Exactly what I quoted. His response.

"Scalia's remarks do not specifically address ammunition. As the 2nd Amendment lacks specifics, the Heller case only implies ammo would be protected under the 2nd Amendment with a functionality argument."

The guy is clueless:chris:

hoffmang
02-12-2010, 8:07 PM
The Heller holding is that you have the right to have a functional firearm in the home for self defense. Ammunition is a core component of "functional."

-Gene

RomanDad
02-12-2010, 8:29 PM
Parker (the Heller Case at the Appellate Court level, which Heller Upheld) spent much more time on "Functionality" and is the best source for ammunition (no pun intended) on the subject. See Parker v District of Columbia, 437 F.3d 370

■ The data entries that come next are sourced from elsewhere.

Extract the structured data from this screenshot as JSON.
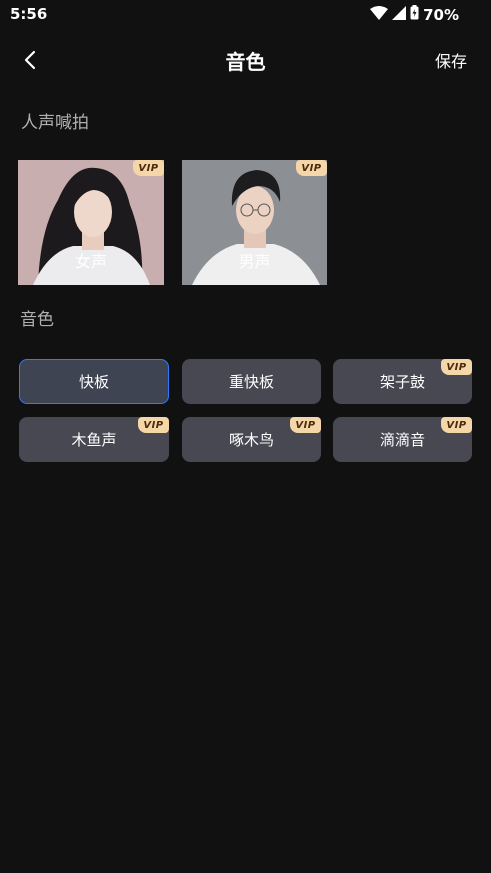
{
  "status": {
    "time": "5:56",
    "battery": "70%"
  },
  "nav": {
    "title": "音色",
    "save_label": "保存"
  },
  "sections": {
    "vocal_title": "人声喊拍",
    "tone_title": "音色"
  },
  "voices": [
    {
      "label": "女声",
      "vip": "VIP"
    },
    {
      "label": "男声",
      "vip": "VIP"
    }
  ],
  "tones": [
    {
      "label": "快板",
      "vip": ""
    },
    {
      "label": "重快板",
      "vip": ""
    },
    {
      "label": "架子鼓",
      "vip": "VIP"
    },
    {
      "label": "木鱼声",
      "vip": "VIP"
    },
    {
      "label": "啄木鸟",
      "vip": "VIP"
    },
    {
      "label": "滴滴音",
      "vip": "VIP"
    }
  ],
  "colors": {
    "background": "#111111",
    "button": "#474852",
    "selected_border": "#2f7bff",
    "vip_badge": "#f5d6a8"
  }
}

Finally, there is the District’s requirement under D.C. Code
7-2507.02 that a registered firearm be kept “unloaded and
disassembled or bound by trigger lock or similar device, unless
such firearm is kept at [a] place of business, or while being used
for lawful recreational purposes within the District of
Columbia.” This provision bars Heller from lawfully using a
handgun for self protection in the home because the statute
allows only for use of a firearm during recreational activities.
As appellants accurately point out, 7-2507.02 would reduce a
pistol to a useless hunk of “metal and springs.” Heller does not
appear to challenge the requirement that a gun ordinarily be kept
unloaded or even that a trigger lock be attached under some
circumstances. He simply contends that he is entitled to the
possession of a “functional” firearm to be employed in case of
a threat to life or limb. The District responds that,
notwithstanding the broad language of the Code, a judge would
likely give the statute a narrowing construction when confronted
with a self-defense justification. That might be so, but judicial
lenity cannot make up for the unreasonable restriction of a
constitutional right. Section 7-2507.02, like the bar on carrying
a pistol within the home, amounts to a complete prohibition on
the lawful use of handguns for self-defense. As such, we hold
it unconstitutional.



Heller itself sites an Alabama case, State v Reid and quotes the following passage:

A statute which, under the pretense of regulating, amounts to a destruction of the right, or which requires arms to be borne as to render them wholly useless for the purpose of Self Defense, would be clearly unconstitutional."


Emphasis added.